“It would be allowing a taxi-[like] vehicle essentially to run unregulated against… a taxi that is regulated. That simply doesn’t make sense to me,” Linton told TheFightBack. “They’ve had no conversation with us. I don’t know what they’re trying to do. I’m simply telling you that under the regulations, the vehicles that I’ve seen listed that they propose to introduce as uberX with L tags, are not eligible for L tags,” Linton said.
Allowing uberX vehicles to operate as unregulated quasi-taxis is “going to put cab drivers out of business,” said Stanley Tapscott, a veteran cab driver and member of the D.C. Taxicab Commission. While the city is mandating cabbies pay for the significant costs associated with the Modern Taximeter System, Uber isn’t burdened with these expenses, said Tapscott.
Uber didn’t respond to TheFightBack’s request for comment. In the company’s email to the local cabbie it says the pricing for uberX is still being worked out, “However, we expect rates to be about 30% below UberBlack. This is in line with uberX rates in other cities such as Atlanta & Chicago.”
This isn’t the first time Uber has been at odds with the D.C. Taxicab Commission. Most recently, Uber objected to having to fully participate in the Modern Taximeter System and the company successfully lobbied the City Administrator’s office to pressure the commission to have the regulations changed. Uber CEO Travis Kalanick also bumped heads with D.C. council members last year when the council debated whether the company’s black sedans should be regulated.
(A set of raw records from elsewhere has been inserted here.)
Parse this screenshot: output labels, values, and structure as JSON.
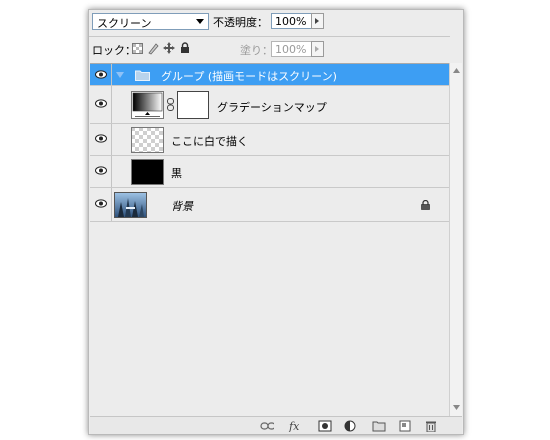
{
  "toolbar": {
    "blend_mode": "スクリーン",
    "opacity_label": "不透明度：",
    "opacity_value": "100%",
    "lock_label": "ロック：",
    "fill_label": "塗り：",
    "fill_value": "100%"
  },
  "layers": [
    {
      "name": "グループ (描画モードはスクリーン)",
      "type": "group",
      "selected": true,
      "visible": true
    },
    {
      "name": "グラデーションマップ",
      "type": "adjustment",
      "visible": true
    },
    {
      "name": "ここに白で描く",
      "type": "transparent",
      "visible": true
    },
    {
      "name": "黒",
      "type": "fill-black",
      "visible": true
    },
    {
      "name": "背景",
      "type": "background",
      "locked": true,
      "visible": true
    }
  ],
  "colors": {
    "selection": "#3d9ef3",
    "panel": "#ececec"
  },
  "footer_icons": [
    "link-layers-icon",
    "fx-icon",
    "add-mask-icon",
    "adjustment-layer-icon",
    "new-group-icon",
    "new-layer-icon",
    "trash-icon"
  ]
}
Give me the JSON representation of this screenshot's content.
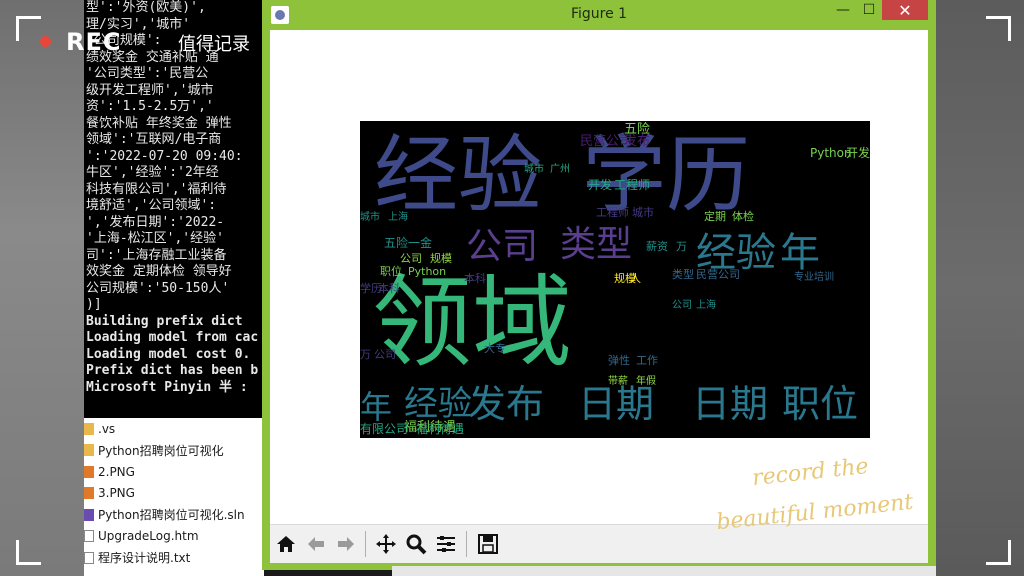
{
  "overlay": {
    "rec_label": "REC",
    "rec_subtitle": "值得记录",
    "script_line1": "record the",
    "script_line2": "beautiful moment"
  },
  "console": {
    "lines": [
      "型':'外资(欧美)',",
      "理/实习','城市'",
      "'公司规模':",
      "绩效奖金 交通补贴 通",
      "'公司类型':'民营公",
      "级开发工程师','城市",
      "资':'1.5-2.5万','",
      "餐饮补贴 年终奖金 弹性",
      "领域':'互联网/电子商",
      "':'2022-07-20 09:40:",
      "牛区','经验':'2年经",
      "科技有限公司','福利待",
      "境舒适','公司领域':",
      "','发布日期':'2022-",
      "'上海-松江区','经验'",
      "司':'上海存融工业装备",
      "效奖金 定期体检 领导好",
      "公司规模':'50-150人'",
      ")]",
      "Building prefix dict",
      "Loading model from cac",
      "Loading model cost 0.",
      "Prefix dict has been b",
      "",
      "Microsoft Pinyin 半 :"
    ]
  },
  "explorer": {
    "items": [
      {
        "name": ".vs",
        "icon": "folder-icon"
      },
      {
        "name": "Python招聘岗位可视化",
        "icon": "folder-icon"
      },
      {
        "name": "2.PNG",
        "icon": "png-file-icon"
      },
      {
        "name": "3.PNG",
        "icon": "png-file-icon"
      },
      {
        "name": "Python招聘岗位可视化.sln",
        "icon": "sln-file-icon"
      },
      {
        "name": "UpgradeLog.htm",
        "icon": "document-icon"
      },
      {
        "name": "程序设计说明.txt",
        "icon": "document-icon"
      }
    ]
  },
  "figure_window": {
    "title": "Figure 1",
    "minimize_glyph": "—",
    "maximize_glyph": "☐",
    "close_glyph": "✕",
    "toolbar": [
      "home-icon",
      "back-arrow-icon",
      "forward-arrow-icon",
      "pan-icon",
      "zoom-icon",
      "configure-subplots-icon",
      "save-icon"
    ]
  },
  "word_cloud": {
    "words": [
      "经验",
      "学历",
      "公司",
      "领域",
      "类型",
      "经验",
      "年",
      "年",
      "经验",
      "发布",
      "日期",
      "日期",
      "职位",
      "福利待遇",
      "五险",
      "民营公司",
      "发布",
      "开发",
      "工程师",
      "工程师",
      "城市",
      "五险一金",
      "薪资",
      "万",
      "公司",
      "规模",
      "职位",
      "Python",
      "Python",
      "开发",
      "本科",
      "类型",
      "民营公司",
      "学历",
      "本科",
      "大专",
      "万",
      "公司",
      "规模",
      "人",
      "弹性",
      "工作",
      "有限公司",
      "福利待遇",
      "定期",
      "体检",
      "城市",
      "上海",
      "城市",
      "广州",
      "公司",
      "上海",
      "专业培训",
      "带薪",
      "年假"
    ],
    "colors": [
      "#3e4a89",
      "#5b3f8f",
      "#35b779",
      "#2a788e",
      "#7ad151",
      "#481f70",
      "#22a884",
      "#443a83",
      "#21918c",
      "#90d743",
      "#31688e",
      "#fde725"
    ]
  }
}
* This piece was edited slightly since its initial posting.